The voice-over comes from an Italian actress named Nicole Grimaudo, who’s sufficiently famous here that she was once chosen to replace Antonio Banderas in TV commercials for the Barilla pasta brand. The title of the film is a reference to Francis’s celebrated March 27 Urbi et Orbi address in an empty St. Peter’s Square, as Italy’s coronavirus pandemic was at its peak, when he said, “We can’t move forward on our own, but only together.”

These visits were always unannounced, in order to avoid a mob scene wherever Francis went.

Outtakes that have been released ahead of the film’s premier tomorrow night feature several moving scenes, including one where a teary-eyed Francis encounters a group of ex-prostitutes rescued from the street by an Italian Catholic movement known as the “Community of Pope John XXIII” and tells them he wants to “humbly ask forgiveness for the violence that you suffered, including from people who call themselves Christians or Catholics.”

At another moment, we see a playful Pope Francis joking that his security team may have been too tired for it, but when a family called asking him to come, he said yes. The nonna (grandma) who answered the door was so dumbstruck she couldn’t really speak except for uttering “My God!” as tears began to roll down her face. Francis is seen reaching out to give her a playful smack and then a hug.

It’s not that there’s anything inappropriate about the Vatican lifting the veil on the pope’s privacy like this.
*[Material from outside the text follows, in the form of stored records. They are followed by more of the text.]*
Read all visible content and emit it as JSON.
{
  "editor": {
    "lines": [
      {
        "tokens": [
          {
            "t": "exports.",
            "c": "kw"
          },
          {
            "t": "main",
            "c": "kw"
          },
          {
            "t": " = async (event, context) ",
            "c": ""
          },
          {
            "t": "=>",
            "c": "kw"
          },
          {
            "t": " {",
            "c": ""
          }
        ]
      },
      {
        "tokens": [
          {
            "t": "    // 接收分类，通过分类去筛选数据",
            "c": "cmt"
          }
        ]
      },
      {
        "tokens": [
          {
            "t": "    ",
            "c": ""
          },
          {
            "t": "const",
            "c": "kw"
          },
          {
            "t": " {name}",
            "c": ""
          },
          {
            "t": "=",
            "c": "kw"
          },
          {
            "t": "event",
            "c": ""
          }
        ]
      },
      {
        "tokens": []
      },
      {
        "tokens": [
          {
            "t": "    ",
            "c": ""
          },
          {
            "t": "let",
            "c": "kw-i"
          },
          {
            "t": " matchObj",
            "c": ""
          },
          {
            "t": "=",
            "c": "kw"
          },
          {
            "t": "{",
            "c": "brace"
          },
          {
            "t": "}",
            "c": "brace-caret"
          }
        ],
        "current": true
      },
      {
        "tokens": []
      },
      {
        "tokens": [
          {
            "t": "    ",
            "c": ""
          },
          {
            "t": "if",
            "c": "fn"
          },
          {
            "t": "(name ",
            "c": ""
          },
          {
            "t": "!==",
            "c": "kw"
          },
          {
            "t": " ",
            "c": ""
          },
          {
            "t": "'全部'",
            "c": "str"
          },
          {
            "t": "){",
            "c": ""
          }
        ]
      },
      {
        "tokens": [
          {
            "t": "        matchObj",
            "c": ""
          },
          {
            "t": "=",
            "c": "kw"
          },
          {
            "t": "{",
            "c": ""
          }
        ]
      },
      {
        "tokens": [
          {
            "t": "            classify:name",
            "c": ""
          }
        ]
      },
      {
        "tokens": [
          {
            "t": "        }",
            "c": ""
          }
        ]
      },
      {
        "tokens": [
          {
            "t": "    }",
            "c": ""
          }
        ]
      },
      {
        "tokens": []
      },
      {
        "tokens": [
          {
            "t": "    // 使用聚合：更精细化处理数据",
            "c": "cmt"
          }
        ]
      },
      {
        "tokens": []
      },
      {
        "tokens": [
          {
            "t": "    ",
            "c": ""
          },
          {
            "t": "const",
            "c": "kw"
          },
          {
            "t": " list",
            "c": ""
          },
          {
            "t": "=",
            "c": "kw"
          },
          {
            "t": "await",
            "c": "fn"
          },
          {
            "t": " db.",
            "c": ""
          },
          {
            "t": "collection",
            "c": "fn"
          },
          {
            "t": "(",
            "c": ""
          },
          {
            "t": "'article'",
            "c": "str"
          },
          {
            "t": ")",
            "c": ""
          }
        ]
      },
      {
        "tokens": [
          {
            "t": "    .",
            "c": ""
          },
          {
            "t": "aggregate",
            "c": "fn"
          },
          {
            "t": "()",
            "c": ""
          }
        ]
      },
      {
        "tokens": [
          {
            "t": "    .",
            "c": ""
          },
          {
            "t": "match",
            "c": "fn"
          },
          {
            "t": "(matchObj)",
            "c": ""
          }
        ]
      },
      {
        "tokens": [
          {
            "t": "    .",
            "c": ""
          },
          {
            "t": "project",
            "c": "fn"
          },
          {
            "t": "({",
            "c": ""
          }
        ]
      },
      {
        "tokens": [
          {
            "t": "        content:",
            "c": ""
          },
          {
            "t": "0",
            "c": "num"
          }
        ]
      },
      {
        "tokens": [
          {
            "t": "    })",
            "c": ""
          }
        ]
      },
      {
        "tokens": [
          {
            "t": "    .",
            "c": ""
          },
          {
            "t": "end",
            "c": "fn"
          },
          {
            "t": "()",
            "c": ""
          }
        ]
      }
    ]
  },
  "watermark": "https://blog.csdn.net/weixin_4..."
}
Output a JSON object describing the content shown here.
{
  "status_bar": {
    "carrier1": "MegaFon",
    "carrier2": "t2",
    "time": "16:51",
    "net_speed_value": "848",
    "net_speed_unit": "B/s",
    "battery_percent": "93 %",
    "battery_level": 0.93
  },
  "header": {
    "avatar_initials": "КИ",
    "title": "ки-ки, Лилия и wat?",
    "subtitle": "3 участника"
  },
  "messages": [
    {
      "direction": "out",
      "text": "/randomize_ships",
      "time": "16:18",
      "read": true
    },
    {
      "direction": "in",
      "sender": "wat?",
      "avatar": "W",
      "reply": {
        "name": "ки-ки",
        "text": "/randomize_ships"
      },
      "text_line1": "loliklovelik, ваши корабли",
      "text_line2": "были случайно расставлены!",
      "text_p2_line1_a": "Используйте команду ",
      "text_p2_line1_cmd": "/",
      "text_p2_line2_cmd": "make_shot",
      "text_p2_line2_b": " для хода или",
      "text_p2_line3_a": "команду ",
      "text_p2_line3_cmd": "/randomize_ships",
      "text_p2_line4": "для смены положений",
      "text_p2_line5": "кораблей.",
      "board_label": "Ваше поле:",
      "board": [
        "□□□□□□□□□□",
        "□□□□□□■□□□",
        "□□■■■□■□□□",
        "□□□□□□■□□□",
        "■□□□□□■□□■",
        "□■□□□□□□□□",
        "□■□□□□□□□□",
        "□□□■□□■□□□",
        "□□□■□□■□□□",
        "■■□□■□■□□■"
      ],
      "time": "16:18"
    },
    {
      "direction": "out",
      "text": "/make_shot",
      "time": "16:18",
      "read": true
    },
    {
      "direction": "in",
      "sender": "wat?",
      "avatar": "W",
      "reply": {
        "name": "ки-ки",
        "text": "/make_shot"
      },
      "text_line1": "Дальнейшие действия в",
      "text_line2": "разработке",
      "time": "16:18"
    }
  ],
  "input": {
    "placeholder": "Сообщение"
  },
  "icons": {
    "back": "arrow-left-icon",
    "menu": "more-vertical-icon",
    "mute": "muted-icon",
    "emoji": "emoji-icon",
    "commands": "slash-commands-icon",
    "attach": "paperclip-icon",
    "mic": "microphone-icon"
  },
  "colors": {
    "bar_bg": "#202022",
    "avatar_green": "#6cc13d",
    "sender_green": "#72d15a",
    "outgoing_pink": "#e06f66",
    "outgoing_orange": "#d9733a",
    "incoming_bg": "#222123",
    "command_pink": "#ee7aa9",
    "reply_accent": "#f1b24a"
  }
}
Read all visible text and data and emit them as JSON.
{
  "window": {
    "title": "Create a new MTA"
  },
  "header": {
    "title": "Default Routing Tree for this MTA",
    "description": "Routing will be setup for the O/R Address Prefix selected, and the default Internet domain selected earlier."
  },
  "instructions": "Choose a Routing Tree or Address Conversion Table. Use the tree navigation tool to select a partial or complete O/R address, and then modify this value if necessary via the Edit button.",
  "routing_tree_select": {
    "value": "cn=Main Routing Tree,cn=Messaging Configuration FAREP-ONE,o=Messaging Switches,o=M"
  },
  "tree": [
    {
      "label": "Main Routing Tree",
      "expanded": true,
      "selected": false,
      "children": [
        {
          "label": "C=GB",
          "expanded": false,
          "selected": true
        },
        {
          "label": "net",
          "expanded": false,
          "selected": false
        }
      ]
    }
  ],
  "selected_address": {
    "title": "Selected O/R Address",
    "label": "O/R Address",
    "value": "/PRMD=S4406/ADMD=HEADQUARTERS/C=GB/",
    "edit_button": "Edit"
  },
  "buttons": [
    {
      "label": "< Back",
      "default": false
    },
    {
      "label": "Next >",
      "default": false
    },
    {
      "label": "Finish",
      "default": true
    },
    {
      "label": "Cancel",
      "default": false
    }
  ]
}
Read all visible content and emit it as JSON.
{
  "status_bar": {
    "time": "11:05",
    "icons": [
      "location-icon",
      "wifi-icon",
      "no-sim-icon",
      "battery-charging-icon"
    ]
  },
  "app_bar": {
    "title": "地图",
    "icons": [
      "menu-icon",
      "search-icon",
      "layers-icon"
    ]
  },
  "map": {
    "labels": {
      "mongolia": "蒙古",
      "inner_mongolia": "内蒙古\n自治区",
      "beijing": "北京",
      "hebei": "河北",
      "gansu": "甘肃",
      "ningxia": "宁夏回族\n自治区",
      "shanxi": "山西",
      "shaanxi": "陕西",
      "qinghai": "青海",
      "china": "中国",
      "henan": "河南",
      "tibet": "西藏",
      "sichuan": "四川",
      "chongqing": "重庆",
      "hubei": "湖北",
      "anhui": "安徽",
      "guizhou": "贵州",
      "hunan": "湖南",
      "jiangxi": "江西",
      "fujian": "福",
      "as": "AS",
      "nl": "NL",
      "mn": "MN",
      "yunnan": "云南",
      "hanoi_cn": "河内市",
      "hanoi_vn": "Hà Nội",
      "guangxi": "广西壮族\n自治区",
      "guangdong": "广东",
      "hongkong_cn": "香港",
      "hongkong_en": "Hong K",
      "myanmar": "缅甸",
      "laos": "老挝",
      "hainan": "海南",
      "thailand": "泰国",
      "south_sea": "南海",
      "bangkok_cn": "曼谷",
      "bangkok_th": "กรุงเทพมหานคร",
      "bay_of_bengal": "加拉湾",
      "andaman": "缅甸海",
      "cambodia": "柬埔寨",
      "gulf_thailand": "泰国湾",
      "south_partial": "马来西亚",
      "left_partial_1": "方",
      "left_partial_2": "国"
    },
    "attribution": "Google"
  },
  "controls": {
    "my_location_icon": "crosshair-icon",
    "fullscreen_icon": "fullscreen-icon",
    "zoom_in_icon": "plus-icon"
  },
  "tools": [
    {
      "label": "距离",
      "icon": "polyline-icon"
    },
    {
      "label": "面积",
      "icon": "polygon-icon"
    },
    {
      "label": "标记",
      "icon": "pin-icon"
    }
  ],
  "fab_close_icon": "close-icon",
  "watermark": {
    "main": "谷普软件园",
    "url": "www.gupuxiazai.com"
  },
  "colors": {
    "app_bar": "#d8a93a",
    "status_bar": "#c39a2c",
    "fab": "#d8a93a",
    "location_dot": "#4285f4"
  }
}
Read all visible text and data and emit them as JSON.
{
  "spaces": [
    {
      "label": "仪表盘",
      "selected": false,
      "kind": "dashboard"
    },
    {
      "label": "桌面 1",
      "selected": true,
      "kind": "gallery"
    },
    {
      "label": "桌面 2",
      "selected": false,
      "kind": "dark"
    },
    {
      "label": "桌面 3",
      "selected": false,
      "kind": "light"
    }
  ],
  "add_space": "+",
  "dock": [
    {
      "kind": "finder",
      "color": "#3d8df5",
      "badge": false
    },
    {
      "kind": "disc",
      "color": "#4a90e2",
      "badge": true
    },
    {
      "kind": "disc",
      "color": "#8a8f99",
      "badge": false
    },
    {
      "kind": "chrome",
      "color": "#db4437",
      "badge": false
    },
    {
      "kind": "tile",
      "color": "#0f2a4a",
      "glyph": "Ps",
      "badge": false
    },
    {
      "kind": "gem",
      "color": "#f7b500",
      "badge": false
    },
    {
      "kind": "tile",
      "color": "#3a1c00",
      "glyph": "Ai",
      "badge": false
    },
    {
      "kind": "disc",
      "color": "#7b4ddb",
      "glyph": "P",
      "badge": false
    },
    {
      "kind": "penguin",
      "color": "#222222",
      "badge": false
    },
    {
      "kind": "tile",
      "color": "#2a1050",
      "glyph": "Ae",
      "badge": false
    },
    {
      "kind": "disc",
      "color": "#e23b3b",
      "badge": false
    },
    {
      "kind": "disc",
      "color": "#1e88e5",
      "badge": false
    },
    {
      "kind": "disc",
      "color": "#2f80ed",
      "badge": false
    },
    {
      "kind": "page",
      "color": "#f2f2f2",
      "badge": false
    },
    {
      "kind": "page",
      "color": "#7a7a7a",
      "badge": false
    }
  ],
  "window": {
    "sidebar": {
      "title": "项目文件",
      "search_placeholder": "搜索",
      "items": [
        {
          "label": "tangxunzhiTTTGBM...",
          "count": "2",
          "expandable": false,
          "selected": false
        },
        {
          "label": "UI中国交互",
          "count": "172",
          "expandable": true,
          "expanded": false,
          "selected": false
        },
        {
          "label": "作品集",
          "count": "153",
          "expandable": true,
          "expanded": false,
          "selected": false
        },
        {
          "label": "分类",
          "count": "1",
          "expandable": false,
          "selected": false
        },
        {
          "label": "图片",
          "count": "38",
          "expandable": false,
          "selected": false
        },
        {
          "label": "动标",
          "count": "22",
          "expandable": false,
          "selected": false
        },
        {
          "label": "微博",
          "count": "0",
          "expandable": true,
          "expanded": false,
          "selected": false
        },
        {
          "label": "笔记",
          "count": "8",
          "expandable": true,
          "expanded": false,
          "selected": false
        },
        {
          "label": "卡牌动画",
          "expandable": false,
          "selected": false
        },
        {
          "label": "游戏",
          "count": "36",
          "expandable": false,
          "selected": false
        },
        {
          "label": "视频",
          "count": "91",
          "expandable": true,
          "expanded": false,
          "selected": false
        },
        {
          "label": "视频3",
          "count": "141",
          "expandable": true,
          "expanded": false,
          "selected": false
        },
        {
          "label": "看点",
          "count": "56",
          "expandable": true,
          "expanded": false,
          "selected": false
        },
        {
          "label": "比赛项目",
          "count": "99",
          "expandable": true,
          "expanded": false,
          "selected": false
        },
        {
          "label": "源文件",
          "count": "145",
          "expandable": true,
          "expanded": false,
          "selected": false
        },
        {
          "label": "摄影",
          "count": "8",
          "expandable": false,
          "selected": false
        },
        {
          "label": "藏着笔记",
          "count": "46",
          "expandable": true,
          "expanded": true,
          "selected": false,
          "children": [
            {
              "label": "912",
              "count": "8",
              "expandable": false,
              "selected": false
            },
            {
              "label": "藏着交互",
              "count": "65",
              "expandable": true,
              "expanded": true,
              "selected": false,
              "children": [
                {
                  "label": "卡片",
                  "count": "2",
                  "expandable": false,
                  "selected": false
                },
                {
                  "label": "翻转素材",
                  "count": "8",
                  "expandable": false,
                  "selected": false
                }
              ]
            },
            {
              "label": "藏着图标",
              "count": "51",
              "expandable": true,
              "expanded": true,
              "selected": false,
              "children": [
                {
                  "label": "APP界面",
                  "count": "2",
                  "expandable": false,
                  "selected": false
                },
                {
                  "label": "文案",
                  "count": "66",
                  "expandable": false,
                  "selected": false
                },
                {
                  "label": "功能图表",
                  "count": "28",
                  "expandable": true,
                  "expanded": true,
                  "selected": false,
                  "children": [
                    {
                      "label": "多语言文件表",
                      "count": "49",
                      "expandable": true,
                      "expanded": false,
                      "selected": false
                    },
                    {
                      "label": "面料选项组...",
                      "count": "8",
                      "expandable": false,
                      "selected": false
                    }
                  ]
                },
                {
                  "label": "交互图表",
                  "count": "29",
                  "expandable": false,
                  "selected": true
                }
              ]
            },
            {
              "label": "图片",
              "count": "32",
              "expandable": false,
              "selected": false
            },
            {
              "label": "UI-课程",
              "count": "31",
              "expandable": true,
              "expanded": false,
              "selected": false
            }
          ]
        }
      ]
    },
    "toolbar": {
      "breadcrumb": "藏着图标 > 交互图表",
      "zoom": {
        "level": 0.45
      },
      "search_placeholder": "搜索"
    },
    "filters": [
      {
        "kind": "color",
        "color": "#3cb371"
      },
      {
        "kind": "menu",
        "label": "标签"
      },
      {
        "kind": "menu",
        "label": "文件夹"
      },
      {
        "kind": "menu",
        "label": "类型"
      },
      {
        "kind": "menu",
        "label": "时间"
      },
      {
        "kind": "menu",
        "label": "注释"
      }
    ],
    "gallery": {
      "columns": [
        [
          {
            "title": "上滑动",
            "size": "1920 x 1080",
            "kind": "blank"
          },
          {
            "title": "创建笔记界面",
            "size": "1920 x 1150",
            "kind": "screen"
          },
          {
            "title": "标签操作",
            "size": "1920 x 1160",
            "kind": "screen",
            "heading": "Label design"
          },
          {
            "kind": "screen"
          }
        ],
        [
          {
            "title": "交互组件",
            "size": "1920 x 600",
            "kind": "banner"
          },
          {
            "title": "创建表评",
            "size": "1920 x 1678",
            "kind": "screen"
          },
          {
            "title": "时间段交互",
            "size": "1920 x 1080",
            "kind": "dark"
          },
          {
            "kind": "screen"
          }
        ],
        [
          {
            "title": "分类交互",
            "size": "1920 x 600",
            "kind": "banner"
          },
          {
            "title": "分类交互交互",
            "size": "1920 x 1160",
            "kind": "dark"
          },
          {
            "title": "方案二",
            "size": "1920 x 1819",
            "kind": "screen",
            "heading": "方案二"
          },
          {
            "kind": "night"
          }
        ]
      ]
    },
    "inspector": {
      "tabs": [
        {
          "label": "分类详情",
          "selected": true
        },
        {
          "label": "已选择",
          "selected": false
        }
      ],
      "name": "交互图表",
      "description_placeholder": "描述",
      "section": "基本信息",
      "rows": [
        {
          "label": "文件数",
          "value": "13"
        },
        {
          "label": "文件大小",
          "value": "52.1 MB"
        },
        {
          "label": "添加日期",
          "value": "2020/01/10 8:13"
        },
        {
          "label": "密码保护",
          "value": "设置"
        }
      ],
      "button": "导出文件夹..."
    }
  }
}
On the contrary, watching the pope practice the corporal works of mercy in such a moving way is inspirational, and may move countless people to do likewise – especially when, as expected, the documentary is translated into other languages and makes its way around the world.

The fact Francis consented to being followed around by TV cameras doesn’t makes these gestures insincere. Instead, it means he’s accepted the hard truth that pretty much anything he ever does for the rest of his life will become public sooner or later, so he might as well try to squeeze some evangelical good out of his exposure.

However, it’s difficult to resist the conclusion that the Vatican is awfully selective about when to invoke the pope’s “private life” as a reason for refusing to provide information, given that they’re obviously willing to set aside that privacy when it suits their purposes.

Moreover, one could also argue that the same potential for evangelical good applies to the vaccine question. The reason so many other leaders have taken their shots in public, including President-elect Joe Biden in the US, is precisely to inspire others to do the same, and many Catholics might be swayed by knowing that the pope too is getting the shot.

We’ll see how the Vatican chooses to handle the information flow when the injections begin later this month. In the meantime, tomorrow night’s broadcast on RaiTre, among other things, offers a reminder of the double standards that sometimes come into play navigating the boundaries between public and private when popes are involved.

Follow John Allen on Twitter at @JohnLAllenJr.